You’re probably familiar with the term macronutrient - referring to protein, carbohydrates and fat - which are nutrients that our bodies need in large quantities for fuel. But what about micronutrients?


Micronutrients are essential vitamins and minerals that our bodies need in small amounts to function properly. Although only needed in very small amounts, both vitamins and minerals play crucial roles in human nutrition, including the prevention and treatment of various diseases and conditions, as well as the optimisation of physical and mental functioning. Our bodies don’t make all of these micronutrients, so it’s crucial we supply them through our diet.

Vitamins are essential for overall health, normal cell function, immune function, growth and development. There are 13 vitamins that our bodies need to function, all with various roles and functions. These vitamins are divided into two categories, fat soluble and water soluble.

Fat soluble vitamins include vitamins A, D, E and K, whereas water soluble vitamins include vitamin C, thiamin (B1), niacin (B3), riboflavin (B2), pantothenic acid, biotin, pyridoxine (B6), vitamin B12 and folate (B9). The main difference between these is that fat soluble vitamins can be stored in body tissue for long periods of time, while water soluble vitamins cannot. The only exception is B12, which can be stored in the liver. Vitamins A, B, C, D, E and K are found in a variety of foods, namely meat, fruit, vegetables, whole grains and dairy products.

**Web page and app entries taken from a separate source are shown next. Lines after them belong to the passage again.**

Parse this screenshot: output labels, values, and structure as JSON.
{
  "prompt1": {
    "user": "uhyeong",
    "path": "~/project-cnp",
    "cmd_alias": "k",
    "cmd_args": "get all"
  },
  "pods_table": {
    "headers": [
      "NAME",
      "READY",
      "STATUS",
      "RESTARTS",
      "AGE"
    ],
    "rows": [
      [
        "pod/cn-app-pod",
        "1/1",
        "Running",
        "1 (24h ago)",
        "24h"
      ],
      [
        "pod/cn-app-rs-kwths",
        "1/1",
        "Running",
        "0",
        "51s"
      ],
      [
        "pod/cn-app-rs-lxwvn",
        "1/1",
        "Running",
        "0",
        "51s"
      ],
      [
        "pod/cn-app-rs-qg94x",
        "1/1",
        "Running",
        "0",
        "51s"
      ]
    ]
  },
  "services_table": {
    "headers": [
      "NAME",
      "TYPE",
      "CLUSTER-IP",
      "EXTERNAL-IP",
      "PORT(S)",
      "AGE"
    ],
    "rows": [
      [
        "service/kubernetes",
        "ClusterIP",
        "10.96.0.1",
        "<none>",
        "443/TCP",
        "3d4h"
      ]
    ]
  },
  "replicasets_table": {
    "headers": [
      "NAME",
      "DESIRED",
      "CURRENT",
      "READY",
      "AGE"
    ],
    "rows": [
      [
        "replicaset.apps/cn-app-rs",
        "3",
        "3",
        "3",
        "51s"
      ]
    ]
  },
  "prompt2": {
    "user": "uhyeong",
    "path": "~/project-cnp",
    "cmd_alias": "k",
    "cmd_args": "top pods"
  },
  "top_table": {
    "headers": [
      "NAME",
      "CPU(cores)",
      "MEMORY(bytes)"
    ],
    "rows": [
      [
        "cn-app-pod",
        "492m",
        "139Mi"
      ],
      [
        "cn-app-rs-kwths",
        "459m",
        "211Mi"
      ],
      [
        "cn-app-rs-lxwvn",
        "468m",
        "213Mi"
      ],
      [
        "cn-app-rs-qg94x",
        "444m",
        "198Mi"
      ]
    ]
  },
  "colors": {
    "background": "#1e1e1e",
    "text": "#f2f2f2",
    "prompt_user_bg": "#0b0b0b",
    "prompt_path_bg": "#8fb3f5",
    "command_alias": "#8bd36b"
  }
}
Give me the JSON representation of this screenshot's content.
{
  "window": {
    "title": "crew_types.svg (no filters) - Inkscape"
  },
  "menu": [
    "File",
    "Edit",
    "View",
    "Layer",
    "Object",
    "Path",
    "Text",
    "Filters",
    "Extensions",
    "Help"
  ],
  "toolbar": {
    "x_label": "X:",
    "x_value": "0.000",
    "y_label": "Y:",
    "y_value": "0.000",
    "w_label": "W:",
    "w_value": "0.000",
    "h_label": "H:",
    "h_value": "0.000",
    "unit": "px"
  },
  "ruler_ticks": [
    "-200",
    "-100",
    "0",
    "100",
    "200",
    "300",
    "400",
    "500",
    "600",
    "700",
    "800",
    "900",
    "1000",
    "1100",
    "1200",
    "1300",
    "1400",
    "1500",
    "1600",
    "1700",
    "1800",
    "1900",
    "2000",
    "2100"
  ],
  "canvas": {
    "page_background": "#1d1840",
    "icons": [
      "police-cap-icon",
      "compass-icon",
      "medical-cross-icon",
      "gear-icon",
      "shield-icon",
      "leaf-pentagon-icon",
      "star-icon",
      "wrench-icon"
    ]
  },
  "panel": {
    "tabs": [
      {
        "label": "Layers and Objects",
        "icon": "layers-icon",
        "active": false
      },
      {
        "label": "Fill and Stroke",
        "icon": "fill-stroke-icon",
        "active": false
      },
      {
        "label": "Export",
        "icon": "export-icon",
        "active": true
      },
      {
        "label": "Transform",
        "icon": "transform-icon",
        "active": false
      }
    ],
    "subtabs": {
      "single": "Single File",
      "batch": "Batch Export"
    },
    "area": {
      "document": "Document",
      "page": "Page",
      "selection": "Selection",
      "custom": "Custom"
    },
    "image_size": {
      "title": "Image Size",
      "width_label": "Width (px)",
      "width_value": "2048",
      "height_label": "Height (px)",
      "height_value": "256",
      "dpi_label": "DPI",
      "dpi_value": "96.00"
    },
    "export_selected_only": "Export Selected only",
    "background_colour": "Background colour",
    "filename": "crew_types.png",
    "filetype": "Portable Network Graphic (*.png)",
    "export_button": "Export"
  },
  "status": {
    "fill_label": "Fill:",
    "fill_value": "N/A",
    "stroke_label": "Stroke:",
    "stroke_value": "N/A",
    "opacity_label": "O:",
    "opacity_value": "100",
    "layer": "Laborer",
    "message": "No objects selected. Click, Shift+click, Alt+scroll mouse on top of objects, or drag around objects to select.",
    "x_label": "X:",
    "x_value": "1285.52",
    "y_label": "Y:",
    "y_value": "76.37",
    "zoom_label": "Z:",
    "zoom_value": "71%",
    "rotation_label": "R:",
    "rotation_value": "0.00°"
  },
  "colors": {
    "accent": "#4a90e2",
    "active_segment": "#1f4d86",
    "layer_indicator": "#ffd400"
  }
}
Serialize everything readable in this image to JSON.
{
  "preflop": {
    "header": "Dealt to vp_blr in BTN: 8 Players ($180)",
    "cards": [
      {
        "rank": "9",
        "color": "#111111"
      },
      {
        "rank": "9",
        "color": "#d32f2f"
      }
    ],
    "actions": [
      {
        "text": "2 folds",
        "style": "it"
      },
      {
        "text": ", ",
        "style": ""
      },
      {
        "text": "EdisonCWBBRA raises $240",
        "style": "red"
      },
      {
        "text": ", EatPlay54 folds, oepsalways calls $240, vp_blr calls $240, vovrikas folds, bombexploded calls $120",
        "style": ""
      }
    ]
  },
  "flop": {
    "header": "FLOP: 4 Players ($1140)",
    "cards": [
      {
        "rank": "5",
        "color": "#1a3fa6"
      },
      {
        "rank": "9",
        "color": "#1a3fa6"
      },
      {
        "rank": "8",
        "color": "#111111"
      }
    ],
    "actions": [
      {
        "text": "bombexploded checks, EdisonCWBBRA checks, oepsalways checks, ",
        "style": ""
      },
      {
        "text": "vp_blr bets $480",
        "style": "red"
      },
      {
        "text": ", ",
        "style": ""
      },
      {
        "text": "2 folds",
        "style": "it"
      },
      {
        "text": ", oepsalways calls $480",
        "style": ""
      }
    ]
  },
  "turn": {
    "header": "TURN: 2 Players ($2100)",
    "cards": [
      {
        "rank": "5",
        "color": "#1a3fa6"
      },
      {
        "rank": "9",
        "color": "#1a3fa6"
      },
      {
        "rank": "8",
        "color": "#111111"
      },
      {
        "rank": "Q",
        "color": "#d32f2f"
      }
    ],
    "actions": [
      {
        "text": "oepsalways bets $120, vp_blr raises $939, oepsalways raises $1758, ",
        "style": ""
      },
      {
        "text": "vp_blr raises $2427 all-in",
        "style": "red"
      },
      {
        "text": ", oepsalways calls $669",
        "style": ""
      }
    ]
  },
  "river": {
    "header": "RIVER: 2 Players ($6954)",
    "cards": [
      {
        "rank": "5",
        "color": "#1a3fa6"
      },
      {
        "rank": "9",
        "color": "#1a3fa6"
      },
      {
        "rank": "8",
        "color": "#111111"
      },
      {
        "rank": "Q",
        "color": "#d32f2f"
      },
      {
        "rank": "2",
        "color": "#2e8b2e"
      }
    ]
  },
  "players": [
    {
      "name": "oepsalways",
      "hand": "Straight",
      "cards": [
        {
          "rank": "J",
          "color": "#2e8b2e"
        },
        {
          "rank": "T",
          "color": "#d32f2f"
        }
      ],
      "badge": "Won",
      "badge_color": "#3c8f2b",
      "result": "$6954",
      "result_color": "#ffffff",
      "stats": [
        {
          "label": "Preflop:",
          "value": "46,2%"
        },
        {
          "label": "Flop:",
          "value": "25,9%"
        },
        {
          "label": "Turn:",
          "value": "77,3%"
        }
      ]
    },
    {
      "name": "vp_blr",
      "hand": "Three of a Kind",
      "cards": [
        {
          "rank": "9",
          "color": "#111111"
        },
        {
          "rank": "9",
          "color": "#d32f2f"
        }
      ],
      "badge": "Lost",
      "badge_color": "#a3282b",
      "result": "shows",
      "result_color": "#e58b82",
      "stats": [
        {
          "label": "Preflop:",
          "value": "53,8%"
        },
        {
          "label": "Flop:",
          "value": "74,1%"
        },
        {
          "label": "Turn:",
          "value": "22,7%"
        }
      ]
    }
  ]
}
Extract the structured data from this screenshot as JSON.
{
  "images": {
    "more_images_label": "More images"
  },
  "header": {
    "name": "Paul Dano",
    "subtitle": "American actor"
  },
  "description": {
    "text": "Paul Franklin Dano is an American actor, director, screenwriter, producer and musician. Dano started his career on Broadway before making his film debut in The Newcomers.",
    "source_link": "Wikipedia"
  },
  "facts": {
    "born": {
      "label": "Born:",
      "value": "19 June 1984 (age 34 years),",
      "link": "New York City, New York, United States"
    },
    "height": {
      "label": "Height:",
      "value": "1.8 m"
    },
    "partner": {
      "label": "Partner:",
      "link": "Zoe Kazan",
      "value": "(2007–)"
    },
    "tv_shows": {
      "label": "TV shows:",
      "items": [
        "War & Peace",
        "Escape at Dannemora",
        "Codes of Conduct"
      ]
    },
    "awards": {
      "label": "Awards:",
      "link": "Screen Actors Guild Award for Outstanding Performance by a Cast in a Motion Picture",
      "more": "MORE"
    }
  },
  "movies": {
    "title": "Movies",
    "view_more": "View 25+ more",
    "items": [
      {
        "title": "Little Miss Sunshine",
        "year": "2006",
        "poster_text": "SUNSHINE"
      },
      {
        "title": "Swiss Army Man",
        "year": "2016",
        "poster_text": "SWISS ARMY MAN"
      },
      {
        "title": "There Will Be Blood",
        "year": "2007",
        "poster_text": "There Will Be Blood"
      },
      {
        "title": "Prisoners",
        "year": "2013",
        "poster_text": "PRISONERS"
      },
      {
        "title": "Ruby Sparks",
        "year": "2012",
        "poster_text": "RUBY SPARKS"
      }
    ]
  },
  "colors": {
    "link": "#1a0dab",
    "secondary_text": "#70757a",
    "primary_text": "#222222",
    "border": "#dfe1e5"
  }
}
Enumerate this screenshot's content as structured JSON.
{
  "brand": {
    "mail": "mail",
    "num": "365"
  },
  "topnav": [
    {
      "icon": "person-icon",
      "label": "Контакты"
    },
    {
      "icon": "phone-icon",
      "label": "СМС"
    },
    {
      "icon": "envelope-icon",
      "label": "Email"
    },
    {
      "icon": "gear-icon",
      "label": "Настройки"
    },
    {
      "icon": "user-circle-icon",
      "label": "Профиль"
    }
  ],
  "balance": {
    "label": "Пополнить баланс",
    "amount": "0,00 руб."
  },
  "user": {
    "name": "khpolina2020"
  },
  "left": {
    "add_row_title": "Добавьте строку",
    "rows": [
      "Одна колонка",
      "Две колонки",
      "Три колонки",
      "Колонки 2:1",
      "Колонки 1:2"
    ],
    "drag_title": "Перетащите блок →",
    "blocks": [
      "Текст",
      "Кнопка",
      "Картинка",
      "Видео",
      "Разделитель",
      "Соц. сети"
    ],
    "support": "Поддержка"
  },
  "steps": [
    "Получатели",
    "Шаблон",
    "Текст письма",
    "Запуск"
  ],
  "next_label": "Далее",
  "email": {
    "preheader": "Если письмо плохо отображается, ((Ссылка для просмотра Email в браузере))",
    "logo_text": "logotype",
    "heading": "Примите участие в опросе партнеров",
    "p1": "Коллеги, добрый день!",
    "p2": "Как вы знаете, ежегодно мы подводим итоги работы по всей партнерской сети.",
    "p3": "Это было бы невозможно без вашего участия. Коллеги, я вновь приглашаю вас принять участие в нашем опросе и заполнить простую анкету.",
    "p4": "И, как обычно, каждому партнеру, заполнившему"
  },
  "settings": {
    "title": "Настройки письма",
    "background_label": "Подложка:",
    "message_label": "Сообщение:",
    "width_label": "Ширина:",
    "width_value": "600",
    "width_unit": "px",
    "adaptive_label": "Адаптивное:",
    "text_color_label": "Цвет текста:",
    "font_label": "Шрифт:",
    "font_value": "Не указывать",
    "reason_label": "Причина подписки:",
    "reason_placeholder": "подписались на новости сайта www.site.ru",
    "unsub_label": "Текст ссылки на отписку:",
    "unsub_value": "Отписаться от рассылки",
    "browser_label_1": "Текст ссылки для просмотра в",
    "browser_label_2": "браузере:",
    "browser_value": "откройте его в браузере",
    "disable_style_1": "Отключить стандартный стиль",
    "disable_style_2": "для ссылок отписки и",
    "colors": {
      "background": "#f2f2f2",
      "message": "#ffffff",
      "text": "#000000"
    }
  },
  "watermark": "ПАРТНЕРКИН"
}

Minerals, like vitamins, support our normal growth and development and are essential for keeping our hair, teeth and bones strong, assisting with blood, skin and nerve function as well as metabolic processes and maintaining optimal health. There are two kinds of minerals: macrominerals and trace minerals. Macrominerals, which are needed in fairly large amounts in the body, include calcium, phosphorus, magnesium, sodium, potassium, sulphur and chloride. Trace minerals are needed in smaller quantities and include iron, zinc, manganese, copper, iodine, fluoride, cobalt and selenium. These are found abundantly in meat, fish, dairy products, leafy vegetables, nuts, seeds and legumes.


Despite their importance, many people do not get enough micronutrients in their diet. This can be due to a variety of reasons, including a lack of access to a diverse and nutritious diet, poor absorption of micronutrients due to medical conditions, and certain medications that can interfere with the absorption of vitamins and minerals.

Consuming a variety of different food groups is the easiest way to ensure that all of these needs are met – that is why eliminating food groups from your diet can have harmful effects on your body. Try your best to get a variety of different coloured fruit and vegetables as these contain different nutrients. Here are a few examples of foods that contain certain micronutrients:

  • Vitamin A – sweet potato, spinach, fish, milk, eggs, and carrots
  • Vitamin B6 – fish, beef, chickpeas and poultry
  • Vitamin B9 (folic acid) – dark leafy green vegetables, fruit, nuts, and dairy products
  • Vitamin B12 – animal products such as beef, fish, cheese, and eggs
  • Vitamin C – oranges, capsicum/peppers, blueberries, Brussel sprouts, broccoli, and bananas
  • Vitamin D – fatty fishes including swordfish, salmon, and mackerel, fortified milk, yoghurt and cereals
  • Vitamin K – dark green leafy vegetables
  • Zinc – beef, cashews, chickpeas, and turkey
  • Calcium - milk, yoghurt, dark leafy greens such as spinach, and sardines

While getting your micronutrients from whole foods is far superior, taking a multivitamin can assist in bridging some nutritional gaps.

If you’re looking to boost your micronutrient intake, our Reload Plant Based Protein contains a 100% organic and natural, plant-based protein blend that's derived completely from wholefoods. We’ve also added a blend of probiotics and digestive enzymes, which helps balance gut bacteria and enhance nutrient absorption as well as support overall wellness. Click here to shop now.